14. Looking Back
Christianity as we have been seeing, has a murky past. Many Christians are completely unfamiliar with the religion's history. Christianity's origins are obscure and are not as Christian orthodoxy would have us believe. In the first few centuries we see a mass of variant traditions, beliefs and dogmas. Under the watchful eyes of the Roman Empire, the "orthodox" traditions evolved and beat out the "heretical" sects. The religion has a very violent history, especially during the medieval times.
To make the claim that it is all the work of a loving God requires one to ignore a lot of evidence to the contrary.
Let's quickly enumerate some of the problems with the New Testament that we have discussed so that we get a feel for the cumulative weight of all the evidence.
- The gospels are anonymous works. We do not know who wrote them. But they now are attributed to figures of apostolic authority.
- Many of the epistles are written fraudulently in someone else's name (Pseudepigrapha) to give it authority.
- The gospels seem to have been written decades after the events they describe.
- The gospels are not four independent accounts. The synoptic problem suggests that the authors were copying and modifying and redacting each other.
- The gospels and epistles are reinterpreting the Old Testament and drawing new interpretations. We see extensive use of midrash or retelling of old stories in new settings.

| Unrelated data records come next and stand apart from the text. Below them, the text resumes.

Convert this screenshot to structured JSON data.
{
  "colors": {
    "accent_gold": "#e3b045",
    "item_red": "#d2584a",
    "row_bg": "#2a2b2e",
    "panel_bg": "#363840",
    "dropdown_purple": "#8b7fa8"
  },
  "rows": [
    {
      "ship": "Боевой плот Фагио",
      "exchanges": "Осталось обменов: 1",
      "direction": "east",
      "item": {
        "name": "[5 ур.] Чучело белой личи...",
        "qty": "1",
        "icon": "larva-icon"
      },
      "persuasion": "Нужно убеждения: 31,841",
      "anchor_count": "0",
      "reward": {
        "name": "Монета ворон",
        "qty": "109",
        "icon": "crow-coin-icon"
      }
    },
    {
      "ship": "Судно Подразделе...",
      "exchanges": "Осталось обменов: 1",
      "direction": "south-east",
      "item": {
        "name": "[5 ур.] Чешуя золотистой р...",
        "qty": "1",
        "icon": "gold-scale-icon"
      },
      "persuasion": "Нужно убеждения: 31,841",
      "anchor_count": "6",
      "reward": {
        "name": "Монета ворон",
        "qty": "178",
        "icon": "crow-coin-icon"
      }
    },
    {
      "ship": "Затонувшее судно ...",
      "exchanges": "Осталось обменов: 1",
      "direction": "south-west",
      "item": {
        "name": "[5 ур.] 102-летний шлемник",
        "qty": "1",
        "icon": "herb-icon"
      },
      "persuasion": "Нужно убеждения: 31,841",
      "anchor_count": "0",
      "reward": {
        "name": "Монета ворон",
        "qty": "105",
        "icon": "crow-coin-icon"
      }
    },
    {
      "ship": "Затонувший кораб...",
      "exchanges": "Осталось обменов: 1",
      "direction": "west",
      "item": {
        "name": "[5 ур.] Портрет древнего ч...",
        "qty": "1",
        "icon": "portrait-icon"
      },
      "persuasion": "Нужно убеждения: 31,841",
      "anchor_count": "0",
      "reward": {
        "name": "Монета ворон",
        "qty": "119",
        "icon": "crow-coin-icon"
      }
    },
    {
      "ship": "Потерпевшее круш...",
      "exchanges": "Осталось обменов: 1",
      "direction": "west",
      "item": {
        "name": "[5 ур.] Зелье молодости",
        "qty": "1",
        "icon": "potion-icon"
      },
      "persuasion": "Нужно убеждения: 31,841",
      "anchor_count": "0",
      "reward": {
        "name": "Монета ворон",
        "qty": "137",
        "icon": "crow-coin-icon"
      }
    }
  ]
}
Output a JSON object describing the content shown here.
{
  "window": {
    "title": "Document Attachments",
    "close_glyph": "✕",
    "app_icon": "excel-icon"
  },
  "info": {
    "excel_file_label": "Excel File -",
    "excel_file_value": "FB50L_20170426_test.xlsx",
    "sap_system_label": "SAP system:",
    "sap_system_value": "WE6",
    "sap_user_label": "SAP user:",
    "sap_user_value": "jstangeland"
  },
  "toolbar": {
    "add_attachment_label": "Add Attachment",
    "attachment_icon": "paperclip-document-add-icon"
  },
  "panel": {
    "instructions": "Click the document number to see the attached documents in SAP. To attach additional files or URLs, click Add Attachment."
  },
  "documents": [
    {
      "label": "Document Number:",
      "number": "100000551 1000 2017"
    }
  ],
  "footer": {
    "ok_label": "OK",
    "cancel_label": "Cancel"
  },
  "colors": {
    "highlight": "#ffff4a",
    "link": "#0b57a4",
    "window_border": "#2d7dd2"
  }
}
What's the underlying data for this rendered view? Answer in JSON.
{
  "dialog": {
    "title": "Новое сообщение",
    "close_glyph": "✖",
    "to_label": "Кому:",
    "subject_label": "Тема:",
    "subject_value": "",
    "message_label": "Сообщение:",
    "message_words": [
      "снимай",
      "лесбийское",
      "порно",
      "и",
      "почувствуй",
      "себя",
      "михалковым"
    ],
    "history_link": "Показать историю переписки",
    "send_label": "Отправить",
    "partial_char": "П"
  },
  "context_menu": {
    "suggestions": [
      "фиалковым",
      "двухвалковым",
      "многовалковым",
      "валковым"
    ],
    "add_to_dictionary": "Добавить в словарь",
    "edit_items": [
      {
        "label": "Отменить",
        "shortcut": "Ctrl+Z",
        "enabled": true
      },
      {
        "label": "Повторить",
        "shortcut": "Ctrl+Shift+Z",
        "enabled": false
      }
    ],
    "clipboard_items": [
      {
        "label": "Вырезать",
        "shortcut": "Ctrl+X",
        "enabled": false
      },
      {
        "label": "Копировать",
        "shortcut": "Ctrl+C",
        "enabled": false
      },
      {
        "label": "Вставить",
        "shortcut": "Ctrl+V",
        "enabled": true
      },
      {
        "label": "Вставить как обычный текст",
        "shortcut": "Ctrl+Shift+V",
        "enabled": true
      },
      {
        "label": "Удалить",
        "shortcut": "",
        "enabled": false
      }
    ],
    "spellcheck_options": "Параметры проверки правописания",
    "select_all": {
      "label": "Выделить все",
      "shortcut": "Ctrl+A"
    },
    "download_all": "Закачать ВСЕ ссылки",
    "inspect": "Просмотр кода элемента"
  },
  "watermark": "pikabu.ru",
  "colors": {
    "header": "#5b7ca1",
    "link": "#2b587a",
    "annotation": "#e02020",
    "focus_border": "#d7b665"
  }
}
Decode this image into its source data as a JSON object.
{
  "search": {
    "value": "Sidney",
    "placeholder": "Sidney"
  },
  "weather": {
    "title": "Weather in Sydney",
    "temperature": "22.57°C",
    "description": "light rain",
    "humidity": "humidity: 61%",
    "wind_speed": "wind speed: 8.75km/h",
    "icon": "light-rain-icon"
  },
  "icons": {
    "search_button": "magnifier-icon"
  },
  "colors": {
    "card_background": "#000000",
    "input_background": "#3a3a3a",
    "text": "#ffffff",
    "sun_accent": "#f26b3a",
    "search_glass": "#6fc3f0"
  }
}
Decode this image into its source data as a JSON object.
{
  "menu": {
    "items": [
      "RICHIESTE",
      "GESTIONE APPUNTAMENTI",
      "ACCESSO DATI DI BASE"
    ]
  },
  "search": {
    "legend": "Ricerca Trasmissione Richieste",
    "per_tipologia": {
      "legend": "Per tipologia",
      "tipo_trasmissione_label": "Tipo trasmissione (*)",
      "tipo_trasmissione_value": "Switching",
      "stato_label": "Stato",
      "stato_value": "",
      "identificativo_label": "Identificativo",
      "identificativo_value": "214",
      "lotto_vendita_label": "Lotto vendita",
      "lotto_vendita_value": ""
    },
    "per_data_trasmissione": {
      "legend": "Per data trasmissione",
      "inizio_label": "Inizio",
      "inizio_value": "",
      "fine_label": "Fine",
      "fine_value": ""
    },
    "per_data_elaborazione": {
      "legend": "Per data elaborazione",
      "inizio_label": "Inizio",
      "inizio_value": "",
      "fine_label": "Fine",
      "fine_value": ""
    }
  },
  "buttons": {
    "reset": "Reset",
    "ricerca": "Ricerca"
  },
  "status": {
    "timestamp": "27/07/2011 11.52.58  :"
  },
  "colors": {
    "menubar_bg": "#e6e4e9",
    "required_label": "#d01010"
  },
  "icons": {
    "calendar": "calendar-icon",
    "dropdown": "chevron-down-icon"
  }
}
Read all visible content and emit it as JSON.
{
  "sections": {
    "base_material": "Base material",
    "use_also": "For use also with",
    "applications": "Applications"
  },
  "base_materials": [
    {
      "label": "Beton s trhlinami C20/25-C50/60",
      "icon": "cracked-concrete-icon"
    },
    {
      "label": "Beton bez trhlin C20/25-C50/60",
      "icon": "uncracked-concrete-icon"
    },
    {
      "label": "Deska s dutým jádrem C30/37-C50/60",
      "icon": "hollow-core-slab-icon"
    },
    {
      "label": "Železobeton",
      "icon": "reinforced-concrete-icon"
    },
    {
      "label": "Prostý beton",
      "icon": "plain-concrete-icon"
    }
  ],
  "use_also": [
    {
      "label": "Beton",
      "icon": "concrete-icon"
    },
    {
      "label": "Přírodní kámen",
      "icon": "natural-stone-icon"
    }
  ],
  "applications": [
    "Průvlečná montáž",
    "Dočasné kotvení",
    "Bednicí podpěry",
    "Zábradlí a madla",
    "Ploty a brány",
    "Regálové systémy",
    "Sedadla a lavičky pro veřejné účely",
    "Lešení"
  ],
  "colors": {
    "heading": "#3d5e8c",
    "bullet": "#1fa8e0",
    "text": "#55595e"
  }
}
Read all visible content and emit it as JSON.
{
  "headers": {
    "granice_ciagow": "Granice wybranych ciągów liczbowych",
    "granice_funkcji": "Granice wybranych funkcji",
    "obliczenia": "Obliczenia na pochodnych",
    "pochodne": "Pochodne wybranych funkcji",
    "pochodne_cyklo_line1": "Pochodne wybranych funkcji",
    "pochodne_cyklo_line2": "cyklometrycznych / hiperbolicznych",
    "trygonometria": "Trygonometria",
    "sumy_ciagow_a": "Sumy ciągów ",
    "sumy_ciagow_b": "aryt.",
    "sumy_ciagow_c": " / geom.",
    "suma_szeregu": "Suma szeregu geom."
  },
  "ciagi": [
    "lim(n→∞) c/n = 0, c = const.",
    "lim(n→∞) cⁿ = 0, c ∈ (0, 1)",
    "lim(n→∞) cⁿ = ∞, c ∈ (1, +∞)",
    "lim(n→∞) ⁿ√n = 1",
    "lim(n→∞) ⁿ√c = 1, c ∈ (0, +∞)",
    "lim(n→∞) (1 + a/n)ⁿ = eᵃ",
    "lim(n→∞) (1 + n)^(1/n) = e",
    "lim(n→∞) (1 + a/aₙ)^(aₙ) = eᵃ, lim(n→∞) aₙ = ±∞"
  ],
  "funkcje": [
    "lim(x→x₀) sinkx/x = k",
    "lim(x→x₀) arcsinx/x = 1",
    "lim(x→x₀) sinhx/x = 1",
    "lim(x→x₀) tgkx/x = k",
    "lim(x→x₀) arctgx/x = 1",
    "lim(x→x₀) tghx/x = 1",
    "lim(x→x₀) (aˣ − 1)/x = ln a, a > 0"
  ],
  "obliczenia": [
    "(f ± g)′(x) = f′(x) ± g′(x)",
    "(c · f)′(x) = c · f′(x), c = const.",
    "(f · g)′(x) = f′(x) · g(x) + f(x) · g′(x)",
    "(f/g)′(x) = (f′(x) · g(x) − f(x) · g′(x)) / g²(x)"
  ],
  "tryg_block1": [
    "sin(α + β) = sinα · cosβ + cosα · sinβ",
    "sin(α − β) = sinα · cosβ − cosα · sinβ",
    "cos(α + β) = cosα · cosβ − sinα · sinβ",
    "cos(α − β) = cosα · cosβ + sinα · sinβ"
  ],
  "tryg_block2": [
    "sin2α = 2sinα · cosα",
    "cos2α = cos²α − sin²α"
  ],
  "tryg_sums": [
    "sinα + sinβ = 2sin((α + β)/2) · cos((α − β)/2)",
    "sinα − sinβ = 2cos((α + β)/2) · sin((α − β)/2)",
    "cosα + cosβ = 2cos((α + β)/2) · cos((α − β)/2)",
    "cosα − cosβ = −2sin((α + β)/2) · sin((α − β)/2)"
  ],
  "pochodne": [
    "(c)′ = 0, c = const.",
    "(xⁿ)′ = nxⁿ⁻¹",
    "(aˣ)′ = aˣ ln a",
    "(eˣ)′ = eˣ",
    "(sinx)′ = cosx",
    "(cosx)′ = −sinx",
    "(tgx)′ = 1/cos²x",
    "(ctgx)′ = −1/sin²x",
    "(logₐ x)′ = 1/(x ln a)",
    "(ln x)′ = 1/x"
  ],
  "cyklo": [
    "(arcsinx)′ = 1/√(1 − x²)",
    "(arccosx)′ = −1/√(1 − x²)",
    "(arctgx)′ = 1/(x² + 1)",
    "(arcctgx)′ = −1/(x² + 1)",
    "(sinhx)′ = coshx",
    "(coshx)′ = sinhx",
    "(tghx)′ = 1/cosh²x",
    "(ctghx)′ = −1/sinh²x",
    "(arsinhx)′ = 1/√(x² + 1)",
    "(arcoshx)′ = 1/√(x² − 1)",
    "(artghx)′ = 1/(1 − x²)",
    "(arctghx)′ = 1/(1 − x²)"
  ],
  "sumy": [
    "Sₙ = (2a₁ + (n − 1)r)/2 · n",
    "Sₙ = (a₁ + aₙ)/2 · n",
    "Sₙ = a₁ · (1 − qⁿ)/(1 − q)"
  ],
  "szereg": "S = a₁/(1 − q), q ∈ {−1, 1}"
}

- Claims of prophesy fulfilled are often words taken completely out of context.
- We do not have the original autographs of the texts.
- We do not know what the originals said. We have multiple variant readings. We can't reconstruct the originals as we don't have manuscripts that are early enough, let alone the originals.
- The books seem to have gone through multiple rounds of redaction before reaching a form close to what we have today.
- The Gospels, Acts and the epistles are not mutually consistent in what they report. The Jesus in the gospels is a composite figure.
- The earth shattering events in gospel story are not attested to by any contemporary historian.
- No contemporary historian writes about Jesus of Nazareth.
- There are clearly legendary details in the Bible – virgin birth, miraculous star, massacre of infants, miracles, sun going dark, zombies walking around, resurrection etc.
- A symbolic and theological agenda is clearly visible in the texts.
- We have many apocryphal texts. There is no good or scientific reasons for holding the canonical texts, authoritative and the 'apocryphal' ones, heresies.
- The New Testament canon has never been universally accepted, till date.
The problems with the Biblical texts are manifold and non-trivial. To suggests that this is all the work of a omniscient deity trying to get us all to believe in him, is clearly ridiculous.
The mind boggles at the suggestion that God incarnated on earth and died for us, but left us with this muddled mess as evidence! Apparently, God so loved the world that he gave his only begotten son to die an agonizing death but forgot to have this recorded in the contemporary books of history. The Son's life and death apparently inspired a mass of variant beliefs some of which survive to this day. But we know very little, if anything, about this Son of God or what he taught.
The Holy Bible was written and redacted or modified by many different people with varying agendas over a very long period of time. It was compiled to promote theological and possibly political agendas. It is painfully obvious that they do not all fit together as if all of it were inspired by one Omniscient God.
The jealous and violent Yahweh or El Elyon of the Old Testament and the violent crucifixion, antisemitism and apocalyptic message and imagery of the New Testament clashes with the message of loving one's neighbor that many modern Christians like to project.
One is forced to relegate much of the Bible as allegory, symbolism and myth to hold on to the Christian faith. The only other options are to ignore the facts or live in ignorance of facts.
[This concludes my series of posts on the origins of Christianity.]